*** Data records Section Begins ***

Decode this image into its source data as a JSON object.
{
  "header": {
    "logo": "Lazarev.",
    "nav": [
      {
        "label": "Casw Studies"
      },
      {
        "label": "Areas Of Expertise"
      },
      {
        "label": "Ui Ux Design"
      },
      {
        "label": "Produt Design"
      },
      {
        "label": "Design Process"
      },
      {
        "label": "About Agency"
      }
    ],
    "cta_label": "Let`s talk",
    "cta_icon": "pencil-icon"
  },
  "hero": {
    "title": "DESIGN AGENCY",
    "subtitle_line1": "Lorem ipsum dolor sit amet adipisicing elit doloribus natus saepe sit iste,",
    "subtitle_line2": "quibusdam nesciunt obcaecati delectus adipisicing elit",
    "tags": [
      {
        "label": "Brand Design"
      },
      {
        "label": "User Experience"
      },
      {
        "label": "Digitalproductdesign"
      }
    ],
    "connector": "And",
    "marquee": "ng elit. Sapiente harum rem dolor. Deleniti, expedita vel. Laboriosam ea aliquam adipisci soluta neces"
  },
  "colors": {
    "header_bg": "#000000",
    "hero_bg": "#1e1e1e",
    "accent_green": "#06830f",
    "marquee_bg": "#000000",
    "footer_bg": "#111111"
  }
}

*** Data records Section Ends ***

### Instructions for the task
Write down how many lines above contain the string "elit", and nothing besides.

### Written answer
3